Kia ora - here is an overview of the initial findings from this research:
•Cultural responsiveness to Māori extends beyond the cultural safety of practice
•Cultural responsiveness in service delivery is about situating the service within Te Ao Māori (the Māori world)
•Making connections and building relationships are fundamental components of culturally responsive practice
•Negative experiences with WCTO services (and other services) contribute to the mistrust whānau have towards health services

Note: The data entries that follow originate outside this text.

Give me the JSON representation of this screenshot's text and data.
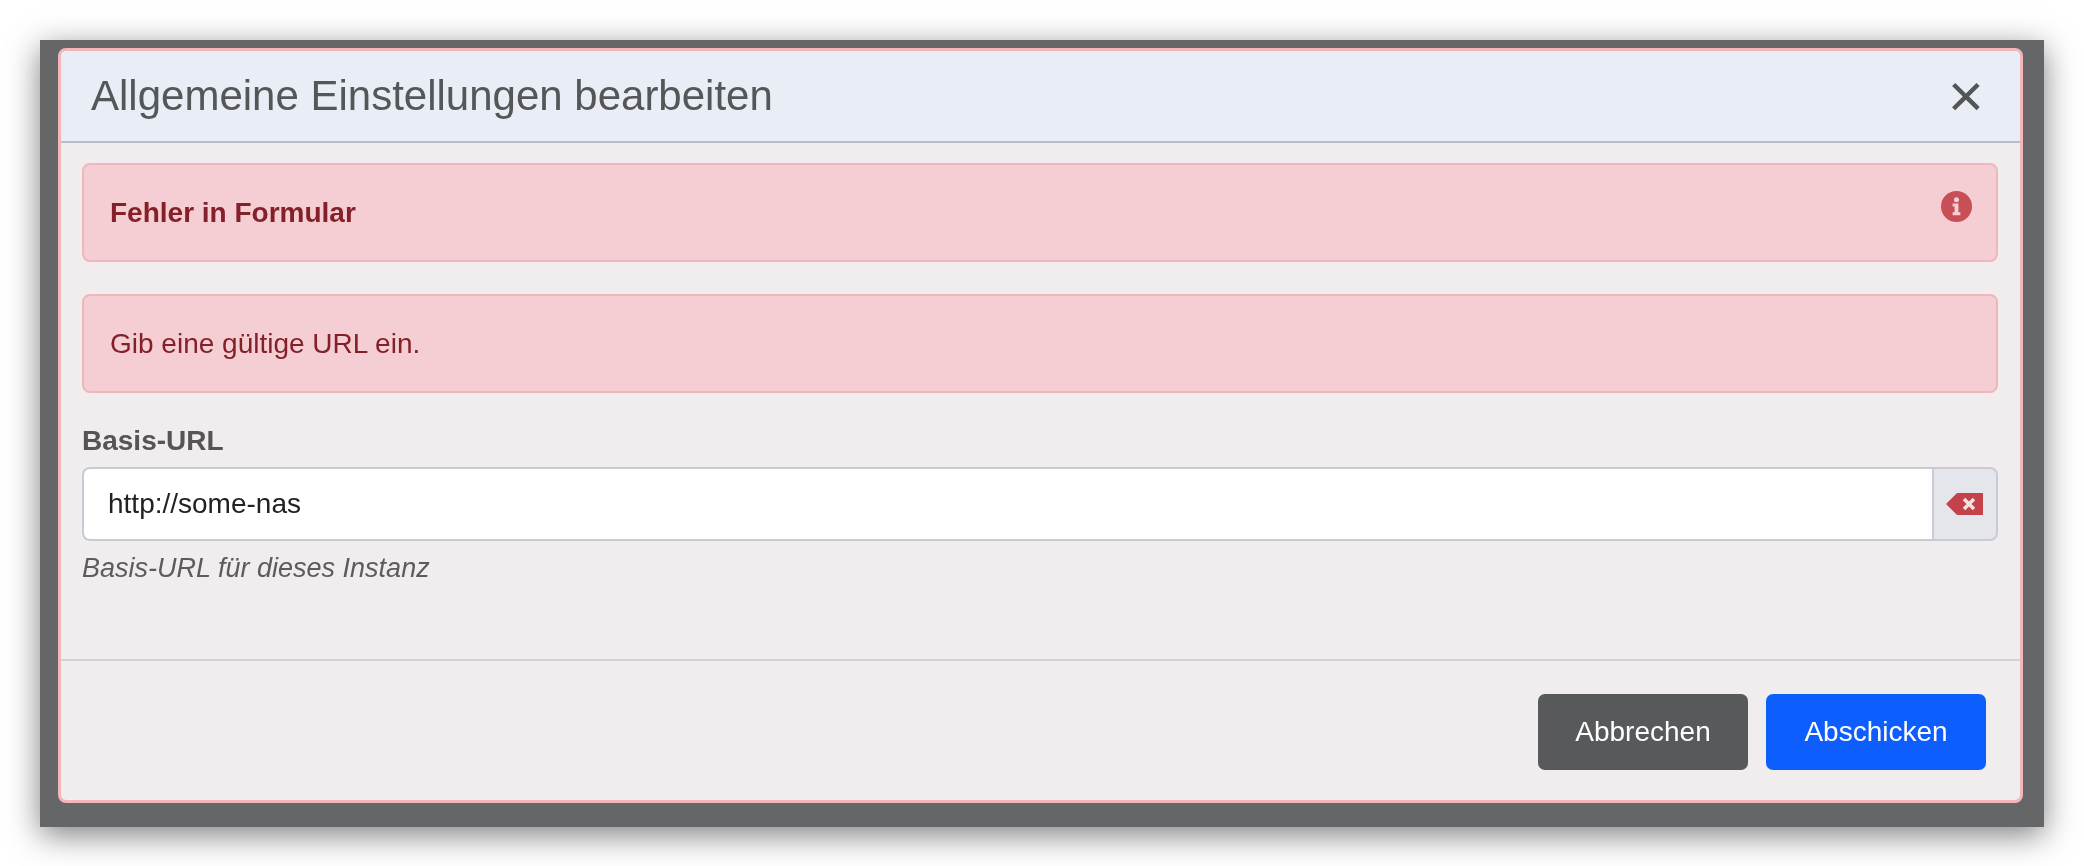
{
  "dialog": {
    "title": "Allgemeine Einstellungen bearbeiten",
    "close": "×"
  },
  "alerts": [
    {
      "kind": "heading",
      "text": "Fehler in Formular"
    },
    {
      "kind": "message",
      "text": "Gib eine gültige URL ein."
    }
  ],
  "field": {
    "label": "Basis-URL",
    "value": "http://some-nas",
    "help": "Basis-URL für dieses Instanz"
  },
  "buttons": [
    {
      "label": "Abbrechen",
      "kind": "secondary"
    },
    {
      "label": "Abschicken",
      "kind": "primary"
    }
  ]
}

Cultural responsiveness is about the environment in which culturally safe practice is delivered. It is about the nurse knowing themselves and their impact on others, but it is also about creating space for difference. Historically services have required whānau to 'fit within the parameters of the service. In order for Māori to engage with and see value in WCTO services, services need to fit within what Te Ao Māori looks like for whānau.
Whānau need WCTO to connect with them and their tamariki at a deeper level. This is often described as being 'felt' or a 'vibe' relating to whether someone is trustworthy. The history of a service and whānau relationships with a service have an impact on willingness to engage. This is strongly influenced by the relationships established at the first meeting. Also continuity of care is important. Whānau do not want to build relationships with multiple nurses and people. The value of a nurse working well with whānau cannot be underestimated and should not be sacrificed at hand of organisational business decisions.
To read the full thesis please click here: https://openrepository.aut.ac.nz/handle/10292/14007